When it comes to the bold and vivid flavors of craft beer, the rule is fresher is better. The ravages of time are not kind to most craft beer styles, especially the popular hoppy brews, and you want to experience a beer the way the brewer intended. There are, of course, exceptions to the rule, and many dedicated beer lovers enjoy exploring the flavors of a carefully aged beer.
Some who age their own beer may take a page from the wine lover's handbook and hoard bottles in home cellars, shepherding their treasures carefully into the future as time and oxygen transmogrify the ales. Cellaring craft beer can be as rewarding as it is easy to start; all you need is space and time (and a few simple guidelines to follow).
What does aging do to a beer?
The first crucial rule of aging beer is irrefutable: Age doesn't necessarily make a beer better — it changes the flavor. Whether that new flavor is "better" is up to you. Usually, as with hoppy beer, different means worse as oxidation dulls flavors and produces new and distracting flavor compounds. But with some styles — the old ales and barleywines of the British beer tradition, for instance — the flavors mellow instead of dull, and the oxidative additions harmonize instead of clash.
There are a few qualities that make a beer better to cellar than others, but no one besides you.can say if a beer improves with age Which brings us to the second rule of aging beer: Don't age something that you haven't tasted fresh. Without a familiarity with the baseline flavor of a particular brew, you won't know whether the months or years it's spent stashed away made it any more enjoyable to drink. With that out of the way, let's take a look at what beers you should start with and where you should stash them for the best results.
What’s the best beer to age?
The general idea when selecting a brew to cellar is to pick something with a moderately high alcohol content ( around 8% or higher) and a malt-leaning flavor. Other candidates are sour ales and bottle conditioned beers, such as many Belgian ales; these contain active yeast and bacteria that can continue to develop the flavors in the bottle and protect against excessive oxidation. Styles such as the imperial stout, barleywine, Belgian quadruple, strong dark ales, funky lambics and other wild ales usually develop positively after for a long nap in a dark cupboard.
Where to age your beer
As to where to hide away your candidates, the rules are similarly simple. You want someplace that's dark and relatively cool, where the brews within won't experience too much of a temperature fluctuation.

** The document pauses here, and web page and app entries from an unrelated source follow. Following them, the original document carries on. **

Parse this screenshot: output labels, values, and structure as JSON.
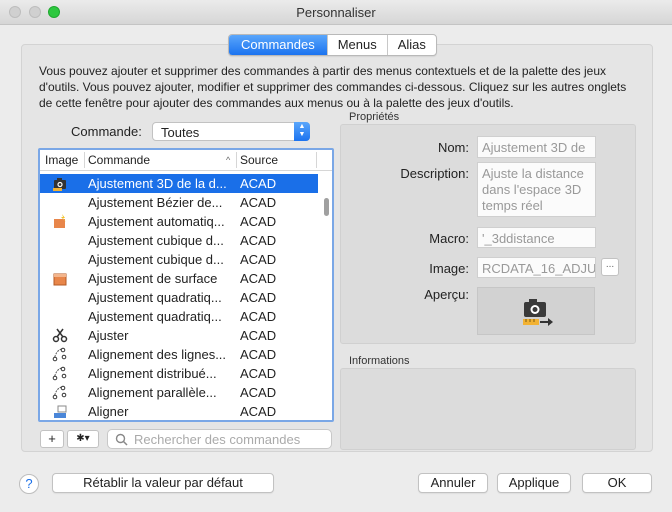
{
  "window": {
    "title": "Personnaliser"
  },
  "tabs": [
    {
      "label": "Commandes",
      "active": true
    },
    {
      "label": "Menus",
      "active": false
    },
    {
      "label": "Alias",
      "active": false
    }
  ],
  "description": "Vous pouvez ajouter et supprimer des commandes à partir des menus contextuels et de la palette des jeux d'outils. Vous pouvez ajouter, modifier et supprimer des commandes ci-dessous. Cliquez sur les autres onglets de cette fenêtre pour ajouter des commandes aux menus ou à la palette des jeux d'outils.",
  "filter": {
    "label": "Commande:",
    "value": "Toutes"
  },
  "list": {
    "columns": {
      "image": "Image",
      "command": "Commande",
      "source": "Source",
      "sort_glyph": "^"
    },
    "rows": [
      {
        "name": "Ajustement 3D de la d...",
        "source": "ACAD",
        "icon": "camera-icon",
        "selected": true
      },
      {
        "name": "Ajustement Bézier de...",
        "source": "ACAD",
        "icon": "",
        "selected": false
      },
      {
        "name": "Ajustement automatiq...",
        "source": "ACAD",
        "icon": "auto-fit-icon",
        "selected": false
      },
      {
        "name": "Ajustement cubique d...",
        "source": "ACAD",
        "icon": "",
        "selected": false
      },
      {
        "name": "Ajustement cubique d...",
        "source": "ACAD",
        "icon": "",
        "selected": false
      },
      {
        "name": "Ajustement de surface",
        "source": "ACAD",
        "icon": "surface-icon",
        "selected": false
      },
      {
        "name": "Ajustement quadratiq...",
        "source": "ACAD",
        "icon": "",
        "selected": false
      },
      {
        "name": "Ajustement quadratiq...",
        "source": "ACAD",
        "icon": "",
        "selected": false
      },
      {
        "name": "Ajuster",
        "source": "ACAD",
        "icon": "scissors-icon",
        "selected": false
      },
      {
        "name": "Alignement des lignes...",
        "source": "ACAD",
        "icon": "align-lines-icon",
        "selected": false
      },
      {
        "name": "Alignement distribué...",
        "source": "ACAD",
        "icon": "align-distribute-icon",
        "selected": false
      },
      {
        "name": "Alignement parallèle...",
        "source": "ACAD",
        "icon": "align-parallel-icon",
        "selected": false
      },
      {
        "name": "Aligner",
        "source": "ACAD",
        "icon": "align-icon",
        "selected": false
      }
    ]
  },
  "toolbar": {
    "add_label": "+",
    "gear_glyph": "✱▾"
  },
  "search": {
    "placeholder": "Rechercher des commandes"
  },
  "properties": {
    "section_label": "Propriétés",
    "name_label": "Nom:",
    "name_value": "Ajustement 3D de",
    "description_label": "Description:",
    "description_value": "Ajuste la distance dans l'espace 3D temps réel",
    "macro_label": "Macro:",
    "macro_value": "'_3ddistance",
    "image_label": "Image:",
    "image_value": "RCDATA_16_ADJUS",
    "image_browse": "...",
    "preview_label": "Aperçu:"
  },
  "info": {
    "section_label": "Informations"
  },
  "footer": {
    "help_label": "?",
    "reset_label": "Rétablir la valeur par défaut",
    "cancel_label": "Annuler",
    "apply_label": "Applique",
    "ok_label": "OK"
  },
  "colors": {
    "accent": "#1a6fe8",
    "zoom_green": "#2dc83f"
  }
}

The ideal cellar temperature for aging beer is between 50 and 60 degrees, though you can get away with warmer or cooler temperatures. Beer is remarkably resilient; you don't need a dedicated wine fridge or a space in your basement — a closet or cabinet will suffice.

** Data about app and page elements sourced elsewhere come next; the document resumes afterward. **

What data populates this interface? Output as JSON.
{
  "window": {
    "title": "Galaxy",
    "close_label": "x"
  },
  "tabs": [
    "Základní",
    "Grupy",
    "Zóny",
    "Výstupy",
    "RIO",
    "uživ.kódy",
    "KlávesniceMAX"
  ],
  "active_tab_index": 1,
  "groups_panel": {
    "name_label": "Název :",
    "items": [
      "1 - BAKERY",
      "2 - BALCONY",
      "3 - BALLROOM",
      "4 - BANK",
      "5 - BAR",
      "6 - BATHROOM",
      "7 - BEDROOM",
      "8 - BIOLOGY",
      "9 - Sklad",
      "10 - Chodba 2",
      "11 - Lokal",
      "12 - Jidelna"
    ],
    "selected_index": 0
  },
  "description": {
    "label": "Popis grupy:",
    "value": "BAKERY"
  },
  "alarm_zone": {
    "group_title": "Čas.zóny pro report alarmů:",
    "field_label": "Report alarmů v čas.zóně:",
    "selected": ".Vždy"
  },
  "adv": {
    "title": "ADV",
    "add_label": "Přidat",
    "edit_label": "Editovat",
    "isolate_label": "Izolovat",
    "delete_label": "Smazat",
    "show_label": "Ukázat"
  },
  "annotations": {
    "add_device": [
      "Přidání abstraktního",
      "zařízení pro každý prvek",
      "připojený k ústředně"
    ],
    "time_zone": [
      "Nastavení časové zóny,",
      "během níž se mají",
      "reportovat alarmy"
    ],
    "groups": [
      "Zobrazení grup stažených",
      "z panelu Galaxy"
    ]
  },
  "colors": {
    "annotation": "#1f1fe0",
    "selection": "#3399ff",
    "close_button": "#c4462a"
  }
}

Don't fret about storing bottles standing versus storing them on their sides — it may be a hotly debated topic among those devoted to aging beer, but it truly makes little difference, especially on a small scale and for (relatively) short waits. Let the guy with a hundred bottles of decade-old gueuze worry about cork-taint and sediment — you can get away with a case box tucked into the back of the broom closet.
Even storing a bottle or two in the way back of your refrigerator will work: The change in flavor will be slowed by the cooler temperature (likewise, warmer temperatures will accelerate the flavor changes — especially those due to oxidation).
How long you should age the brew?
Six months or so is enough time for age to impact a beer's flavor. The flavor and aroma of hops will fade, the bitterness from hops will mellow, as will the alcoholic heat of strong brews. The flavors of added ingredients such as coffee, chocolate or spices will also fade into the background. Sherry-like aromas will develop and the flavors of dried fruit, tobacco and vanilla will intensify. Any sharpness or jagged edges of a brew's flavor will round out.
The best examples of a well-aged beer are less intense but more complex than their fresh counterparts. But again, that doesn't mean an old beer is a "better" beer. Perhaps you prefer the edgy and intense flavors of a fresh stout to the year-old alternative. Developing your palate and deciding where your preferences lie is a great reward for experimenting with cellaring beer at home.
The best way to start is a shopping trip to the beer shop. Pick up a six-pack of an imperial stout or a barleywine (Sierra Nevada's Narwhal and Bigfoot are basically made for this experiment), and find a place where you can forget about them for a year.
Unless you're intimately familiar with the beer you chose, open one bottle and enjoy it fresh. Spend some time with the glass to consider the flavor. Is the alcoholic bite intense? Is the flavor balanced and cohesive? Is there any element that sticks out with each sip? Maybe make some notes of your impressions, then pack away the remaining two or three bottles in the closet.
Revisit the stash every few months and make some notes on how the beer has progressed. Does it taste different? Do you like it more than the fresh bottle? But be warned: Enjoying the allure of gently aged beer is something that can turn a preference for craft beer into a full blown hobby.
Don't feel like fussing with cellaring your own brews? There's a shortcut: vintage beers at bars and restaurants. Ask for the bottle list at some of L.A.'s notable craft beer destinations, such as Blue Palms Brewhouse in Hollywood or the Lucky Baldwins pubs in the San Fernando Valley. and you may find some vintage treats — just be ready to pay a premium for the time those brews have spent in someone else's cellar.